Throughout the submarine’s proud and illustrious 20-year history, Pasadena has conducted operations in virtually every part of the Pacific Ocean, from the west coasts of North and South America to Australia. Pasadena’s participation in exercises with various foreign navies from around the Pacific Rim has produced numerous firsts for U.S. nuclear-powered submarines and solidified the United States’ important role in international maritime operations.
Pasadena’s Commanding Officer, Commander Luis Molina, earned a bachelor’s of science in Electrical Engineering from the United States Naval Academy. Commissioned in May 1993, Cmdr. Molina reported to USS Grayling (SSN 646). During this tour, he completed two Eastern Pacific deployments, a Mediterranean deployment, and a ship inactivation. Cmdr. Molina then served as an instructor at Nuclear Propulsion Training Unit, Charleston, S.C., where he was assigned as a Shift Engineer and Staff Training Officer.
Cmdr. Molina then reported to USS Jefferson City (SSN 759) as the Combat Systems Officer in November 2000. During this tour, he completed a Western Pacific deployment.
In January 2003, he reported as the initial manning Engineer Officer, PCU Hawaii (SSN 776), and was reassigned in November 2003 as Engineer Officer on board USS Virginia (SSN 774). In August of 2005 Cmdr. Molina attended the Naval War College, Newport, RI where he graduated with distinction and earned a master’s in National Security and Strategic Studies and certification as a Joint Planner.
In March 2007, Cmdr. Molina reported to USS Kentucky (SSBN 737) (BLUE) as Executive Officer, completing two strategic deterrent patrols. Following this tour, in December 2008, Cmdr. Molina reported to Headquarters U.S. Special Operations Command, where he served as a future Operations Joint Planner.
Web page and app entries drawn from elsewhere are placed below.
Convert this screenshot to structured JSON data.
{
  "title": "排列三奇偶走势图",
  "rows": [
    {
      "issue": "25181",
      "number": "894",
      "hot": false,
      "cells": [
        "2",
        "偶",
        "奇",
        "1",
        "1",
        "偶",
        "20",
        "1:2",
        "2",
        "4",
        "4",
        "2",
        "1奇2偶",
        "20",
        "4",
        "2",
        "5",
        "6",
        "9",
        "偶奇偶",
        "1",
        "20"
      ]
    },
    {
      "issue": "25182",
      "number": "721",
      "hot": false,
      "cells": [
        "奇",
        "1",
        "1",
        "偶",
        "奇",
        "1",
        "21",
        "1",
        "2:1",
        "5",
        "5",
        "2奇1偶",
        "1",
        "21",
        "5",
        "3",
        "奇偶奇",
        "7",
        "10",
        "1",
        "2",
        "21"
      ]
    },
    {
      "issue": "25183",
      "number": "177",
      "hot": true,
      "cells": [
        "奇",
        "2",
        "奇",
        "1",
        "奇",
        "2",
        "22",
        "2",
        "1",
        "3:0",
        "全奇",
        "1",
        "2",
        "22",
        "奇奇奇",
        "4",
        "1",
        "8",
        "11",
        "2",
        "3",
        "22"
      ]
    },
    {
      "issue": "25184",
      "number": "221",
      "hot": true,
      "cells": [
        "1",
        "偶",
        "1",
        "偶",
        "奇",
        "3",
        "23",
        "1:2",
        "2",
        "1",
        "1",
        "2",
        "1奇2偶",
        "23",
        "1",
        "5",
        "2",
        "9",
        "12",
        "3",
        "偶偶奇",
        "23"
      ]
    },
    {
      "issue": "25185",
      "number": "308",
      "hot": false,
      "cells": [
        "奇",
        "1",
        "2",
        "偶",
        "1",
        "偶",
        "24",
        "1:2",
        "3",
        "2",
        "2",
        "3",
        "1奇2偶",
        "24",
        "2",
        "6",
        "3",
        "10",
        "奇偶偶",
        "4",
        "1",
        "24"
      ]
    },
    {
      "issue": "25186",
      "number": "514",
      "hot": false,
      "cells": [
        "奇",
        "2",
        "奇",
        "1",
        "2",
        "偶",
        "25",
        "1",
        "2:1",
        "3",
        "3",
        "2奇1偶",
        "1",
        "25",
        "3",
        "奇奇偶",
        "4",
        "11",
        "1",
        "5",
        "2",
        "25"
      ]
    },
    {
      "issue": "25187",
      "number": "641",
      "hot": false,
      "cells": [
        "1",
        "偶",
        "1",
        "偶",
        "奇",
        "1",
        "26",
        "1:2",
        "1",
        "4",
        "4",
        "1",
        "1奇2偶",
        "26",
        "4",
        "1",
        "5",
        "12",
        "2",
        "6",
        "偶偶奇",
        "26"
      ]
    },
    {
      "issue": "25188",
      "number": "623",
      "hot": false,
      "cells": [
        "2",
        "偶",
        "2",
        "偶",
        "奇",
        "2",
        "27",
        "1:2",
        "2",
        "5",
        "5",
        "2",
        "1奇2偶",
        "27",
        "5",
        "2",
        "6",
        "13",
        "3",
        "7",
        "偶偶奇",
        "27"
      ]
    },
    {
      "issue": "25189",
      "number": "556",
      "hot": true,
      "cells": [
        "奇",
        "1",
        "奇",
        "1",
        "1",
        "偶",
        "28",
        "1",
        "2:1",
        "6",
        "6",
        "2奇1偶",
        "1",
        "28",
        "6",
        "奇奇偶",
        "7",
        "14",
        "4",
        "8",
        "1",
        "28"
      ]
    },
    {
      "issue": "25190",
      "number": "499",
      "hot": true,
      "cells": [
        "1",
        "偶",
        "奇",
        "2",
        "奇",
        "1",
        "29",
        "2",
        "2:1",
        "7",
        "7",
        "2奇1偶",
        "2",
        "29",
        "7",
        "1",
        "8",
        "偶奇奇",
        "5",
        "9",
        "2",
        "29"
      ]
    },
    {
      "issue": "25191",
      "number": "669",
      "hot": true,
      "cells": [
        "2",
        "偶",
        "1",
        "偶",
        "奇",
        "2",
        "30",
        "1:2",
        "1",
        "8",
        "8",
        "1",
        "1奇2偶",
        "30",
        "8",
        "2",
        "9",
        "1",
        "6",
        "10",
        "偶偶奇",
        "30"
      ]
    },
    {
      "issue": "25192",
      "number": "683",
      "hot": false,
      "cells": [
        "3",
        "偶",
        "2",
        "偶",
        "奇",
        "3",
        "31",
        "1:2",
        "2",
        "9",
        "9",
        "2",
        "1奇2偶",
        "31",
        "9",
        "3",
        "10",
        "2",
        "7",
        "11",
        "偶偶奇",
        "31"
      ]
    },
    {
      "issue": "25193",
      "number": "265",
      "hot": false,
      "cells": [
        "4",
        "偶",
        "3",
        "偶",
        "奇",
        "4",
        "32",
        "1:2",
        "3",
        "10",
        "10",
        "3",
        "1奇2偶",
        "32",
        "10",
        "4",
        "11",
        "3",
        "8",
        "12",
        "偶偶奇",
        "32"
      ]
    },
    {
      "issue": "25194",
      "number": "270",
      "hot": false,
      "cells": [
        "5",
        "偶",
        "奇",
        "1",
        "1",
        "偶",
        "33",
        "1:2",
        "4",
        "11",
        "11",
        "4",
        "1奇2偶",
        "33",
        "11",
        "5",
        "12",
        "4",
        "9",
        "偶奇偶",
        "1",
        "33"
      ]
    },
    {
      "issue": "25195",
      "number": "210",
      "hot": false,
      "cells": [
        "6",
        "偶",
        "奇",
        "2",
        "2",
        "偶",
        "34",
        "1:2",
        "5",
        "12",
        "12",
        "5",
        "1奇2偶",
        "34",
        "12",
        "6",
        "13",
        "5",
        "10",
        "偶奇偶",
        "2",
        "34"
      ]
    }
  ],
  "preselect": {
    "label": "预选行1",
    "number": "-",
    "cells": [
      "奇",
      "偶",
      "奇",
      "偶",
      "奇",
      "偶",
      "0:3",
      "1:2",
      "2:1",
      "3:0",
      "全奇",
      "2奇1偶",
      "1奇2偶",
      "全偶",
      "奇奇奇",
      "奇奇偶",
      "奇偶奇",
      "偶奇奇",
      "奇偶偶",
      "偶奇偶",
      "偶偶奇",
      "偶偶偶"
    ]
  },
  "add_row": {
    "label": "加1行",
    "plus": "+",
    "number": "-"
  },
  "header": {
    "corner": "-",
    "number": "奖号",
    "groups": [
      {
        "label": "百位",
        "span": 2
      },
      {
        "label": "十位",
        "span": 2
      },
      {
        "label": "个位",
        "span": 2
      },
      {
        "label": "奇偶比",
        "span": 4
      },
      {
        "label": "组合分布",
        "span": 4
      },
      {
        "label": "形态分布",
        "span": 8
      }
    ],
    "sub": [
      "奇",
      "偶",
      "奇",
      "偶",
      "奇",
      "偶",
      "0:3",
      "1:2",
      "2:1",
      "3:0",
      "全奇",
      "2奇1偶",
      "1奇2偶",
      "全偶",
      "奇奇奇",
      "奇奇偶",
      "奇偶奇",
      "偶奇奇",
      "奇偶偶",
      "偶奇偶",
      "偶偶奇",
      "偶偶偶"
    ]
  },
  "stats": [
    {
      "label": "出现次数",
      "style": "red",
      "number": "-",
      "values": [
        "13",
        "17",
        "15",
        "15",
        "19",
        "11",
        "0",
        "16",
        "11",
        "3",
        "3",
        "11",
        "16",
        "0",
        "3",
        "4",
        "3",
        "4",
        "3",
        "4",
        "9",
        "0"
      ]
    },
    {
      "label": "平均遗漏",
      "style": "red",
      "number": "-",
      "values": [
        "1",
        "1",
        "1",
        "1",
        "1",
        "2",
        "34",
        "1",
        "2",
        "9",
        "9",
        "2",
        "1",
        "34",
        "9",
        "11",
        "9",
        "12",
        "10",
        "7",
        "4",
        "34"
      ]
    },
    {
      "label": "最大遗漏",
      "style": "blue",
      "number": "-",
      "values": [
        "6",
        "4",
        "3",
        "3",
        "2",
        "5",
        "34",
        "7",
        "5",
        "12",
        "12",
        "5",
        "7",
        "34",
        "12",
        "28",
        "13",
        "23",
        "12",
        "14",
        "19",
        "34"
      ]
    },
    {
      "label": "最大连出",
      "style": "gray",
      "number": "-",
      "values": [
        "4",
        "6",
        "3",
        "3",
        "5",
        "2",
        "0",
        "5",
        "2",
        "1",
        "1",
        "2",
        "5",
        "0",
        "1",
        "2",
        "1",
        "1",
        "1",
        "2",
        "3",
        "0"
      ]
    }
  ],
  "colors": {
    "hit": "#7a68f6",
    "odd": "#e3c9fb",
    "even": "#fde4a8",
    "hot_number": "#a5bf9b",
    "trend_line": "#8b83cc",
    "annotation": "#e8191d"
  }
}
On July 22, 2011, Cmdr. Molina assumed command of USS Pasadena (SSN 752).
Pasadena’s host community is the town of Eliot, Maine.